We must rise above this manifested world to see Her in her infinitude, just as Sri Ramakrishna Paramahamsa, that great saint of Bengal, saw her. He found in her “the benign all-loving Mother.” He felt in her breath “the soothing touch of tender love and saw in her the seed of immortality.”
Born of Vishnu’s sense organs or perhaps the composite of Brahma-Vishnu-Shiva and the glory of the devas, she encourages us to come to our senses through teachers like Sri Ramakrishna. “You see her only as black because you are far away from her. Go near and you will find her devoid of all color….The nearer you come to God, the more you will realize that (God) has neither name nor form.”

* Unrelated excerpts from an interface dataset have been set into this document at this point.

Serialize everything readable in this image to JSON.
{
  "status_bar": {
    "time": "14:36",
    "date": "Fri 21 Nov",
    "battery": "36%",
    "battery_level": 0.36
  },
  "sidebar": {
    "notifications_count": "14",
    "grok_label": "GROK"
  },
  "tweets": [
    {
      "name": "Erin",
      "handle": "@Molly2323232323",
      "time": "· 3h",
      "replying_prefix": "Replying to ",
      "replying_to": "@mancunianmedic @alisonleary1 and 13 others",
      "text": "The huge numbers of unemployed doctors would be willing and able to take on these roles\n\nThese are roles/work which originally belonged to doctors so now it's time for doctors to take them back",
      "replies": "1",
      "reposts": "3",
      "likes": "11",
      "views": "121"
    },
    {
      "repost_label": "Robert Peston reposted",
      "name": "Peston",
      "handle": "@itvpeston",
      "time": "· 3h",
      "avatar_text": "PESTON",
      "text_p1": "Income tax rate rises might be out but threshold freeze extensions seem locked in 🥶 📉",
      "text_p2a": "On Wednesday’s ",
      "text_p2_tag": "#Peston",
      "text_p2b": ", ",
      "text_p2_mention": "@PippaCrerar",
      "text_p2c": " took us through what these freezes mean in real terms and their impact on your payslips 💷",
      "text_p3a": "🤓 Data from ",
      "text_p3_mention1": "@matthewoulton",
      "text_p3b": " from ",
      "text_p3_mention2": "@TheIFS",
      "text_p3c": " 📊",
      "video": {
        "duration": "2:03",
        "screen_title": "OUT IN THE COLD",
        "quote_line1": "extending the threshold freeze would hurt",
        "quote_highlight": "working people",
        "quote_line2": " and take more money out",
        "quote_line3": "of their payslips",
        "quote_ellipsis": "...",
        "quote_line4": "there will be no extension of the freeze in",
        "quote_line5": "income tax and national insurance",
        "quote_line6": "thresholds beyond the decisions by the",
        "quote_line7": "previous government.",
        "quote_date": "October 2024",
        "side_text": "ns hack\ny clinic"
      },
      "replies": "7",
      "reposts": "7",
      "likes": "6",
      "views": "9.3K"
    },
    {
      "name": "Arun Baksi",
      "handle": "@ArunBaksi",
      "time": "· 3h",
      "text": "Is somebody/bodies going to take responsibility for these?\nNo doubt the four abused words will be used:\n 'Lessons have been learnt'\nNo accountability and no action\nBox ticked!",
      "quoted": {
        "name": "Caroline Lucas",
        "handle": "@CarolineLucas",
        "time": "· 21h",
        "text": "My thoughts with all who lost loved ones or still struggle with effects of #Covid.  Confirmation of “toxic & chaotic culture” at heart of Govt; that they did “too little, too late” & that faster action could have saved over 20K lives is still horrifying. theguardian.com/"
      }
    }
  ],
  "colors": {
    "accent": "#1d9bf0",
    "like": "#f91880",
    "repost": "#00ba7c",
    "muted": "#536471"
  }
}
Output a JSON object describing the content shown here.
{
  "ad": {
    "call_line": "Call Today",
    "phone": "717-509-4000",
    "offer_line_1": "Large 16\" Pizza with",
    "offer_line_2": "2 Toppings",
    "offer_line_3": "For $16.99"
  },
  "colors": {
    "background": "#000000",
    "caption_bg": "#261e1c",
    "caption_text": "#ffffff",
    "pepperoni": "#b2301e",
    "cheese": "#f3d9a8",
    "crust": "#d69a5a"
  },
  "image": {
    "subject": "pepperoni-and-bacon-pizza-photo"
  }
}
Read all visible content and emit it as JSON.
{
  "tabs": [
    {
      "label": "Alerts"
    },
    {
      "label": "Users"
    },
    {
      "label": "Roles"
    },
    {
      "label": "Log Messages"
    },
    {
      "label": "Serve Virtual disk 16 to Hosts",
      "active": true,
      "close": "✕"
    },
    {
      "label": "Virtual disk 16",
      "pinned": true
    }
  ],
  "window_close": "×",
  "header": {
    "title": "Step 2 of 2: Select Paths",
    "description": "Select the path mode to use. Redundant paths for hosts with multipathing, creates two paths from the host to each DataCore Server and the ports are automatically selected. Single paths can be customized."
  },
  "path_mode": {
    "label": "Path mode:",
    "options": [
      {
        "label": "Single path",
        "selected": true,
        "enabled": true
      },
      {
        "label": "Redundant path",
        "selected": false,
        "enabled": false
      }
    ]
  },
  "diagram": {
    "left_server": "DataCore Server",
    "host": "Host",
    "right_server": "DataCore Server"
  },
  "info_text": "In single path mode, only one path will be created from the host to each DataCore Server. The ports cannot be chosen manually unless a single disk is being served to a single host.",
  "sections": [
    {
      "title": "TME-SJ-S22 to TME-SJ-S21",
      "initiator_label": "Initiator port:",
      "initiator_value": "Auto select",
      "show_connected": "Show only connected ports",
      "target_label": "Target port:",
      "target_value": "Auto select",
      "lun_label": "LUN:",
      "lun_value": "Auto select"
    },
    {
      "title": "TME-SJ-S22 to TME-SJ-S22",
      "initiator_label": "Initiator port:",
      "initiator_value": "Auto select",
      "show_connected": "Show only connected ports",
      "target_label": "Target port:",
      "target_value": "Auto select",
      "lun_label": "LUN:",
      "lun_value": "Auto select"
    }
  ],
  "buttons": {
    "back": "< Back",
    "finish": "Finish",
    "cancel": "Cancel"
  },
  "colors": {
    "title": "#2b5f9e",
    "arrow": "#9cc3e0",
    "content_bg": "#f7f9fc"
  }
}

Worship and Festivals
The two main festivals for the Mother are Navaratri (celebrated in north, south, and west India) and Durga Puja (in eastern India) which are celebrated at the same time of year.
Navaratri starts on the new moon day of the Hindu month of Ashvin. As the name suggests, it is celebrated for nine nights and ends on the tenth day, Dassehra. And similar to all celebrations in the Hindu tradition, there is a perfect amalgam of the social, cultural, religious, and spiritual aspects of the celebration.
In the south, families decorate nine steps with dolls and elaborate dioramas, each step leading devotees closer to the purnakumbha placed on the top step at the very center. Friends, food, and classical music are a big part of this celebration. In the west, Navaratri is a time for garba—nine nights of dancing, with the Mother at the center of the circle of life. In the north, it is a time for Rama Lila—dramatic retellings of the stories of Rama—with the vanquishing of Ravana celebrated as Dassehra.
Durga Puja starts on Mahalaya, the day after the completion of Pitr Paksh, a 16-day lunar period in the Hindu month of Shraadh when ancestors are worshipped. It is the day that the Mother is said to descend from her abode with Shiva in Kailash to her maternal home on Earth. It is also the day on which the battle between Kali and Mahishasura begins.
There are 51 Shakti Pithas in India and surrounding countries. It is believed that each temple is born out of a part of the Mother when Vishnu cut her body during her immolation as Sati.
Shloka/Prayer + Translation
Devi Mahatmyam, Chapter 4, v.17-20
Eapir hathair Jagathupaithi sukham thadaihe,
Kurvanthu nama narakaya chiraya papam,
Samgrama mruthyu madhigamya divam prayanthu,
Mathwethi noona mahithan vinihamsi devi.
“Mother, you kill your enemies wishing happiness for this world. These asuras are killed so that they do no more sin and so that they will not reach hell, filled with disease. Killed by you, they will travel towards heaven.”
Dushtaiva kim bhavathi prakarothi bhasma,
Sarvasuranareeshu yal prahinoshi sasthram,
Lokaan prayanthu ripavo api hi sasthra puthra,
Itham mathir bhavathi theshwa hithesu swadhi.
“Mother, your very sight turns all asuras to ashes. You only send your weapons at them to purify them and with the intention that even your enemies should reach heaven.”
Gadga prabha nikara vishuranai sthodhagrai,
Soolagra kanthi nivahena druso asuranam,
Yannagatha vilayamamsuma dindhu ganda,
Yogyananam thava vilokayatham thdethath.
“The asuras stare at your face adorned with the cool crescent moon, the glitter of your shining swords and your spear.”
Dur vrutha vrutha samanam thava devi seelam,
Roopam thadiva thadha vicinthya mathulya manyai,
Veeryam cha hanthya hrutha deva parakramanam,
Vairishwapi prakatithaiva dhaya twayetham.
“Mother, your pristine character brings to an end the bad characteristics of baser instincts. Your beautiful being cannot be imagined by ordinary minds. Your valor kills all asuras, showing mercy even to your enemies.”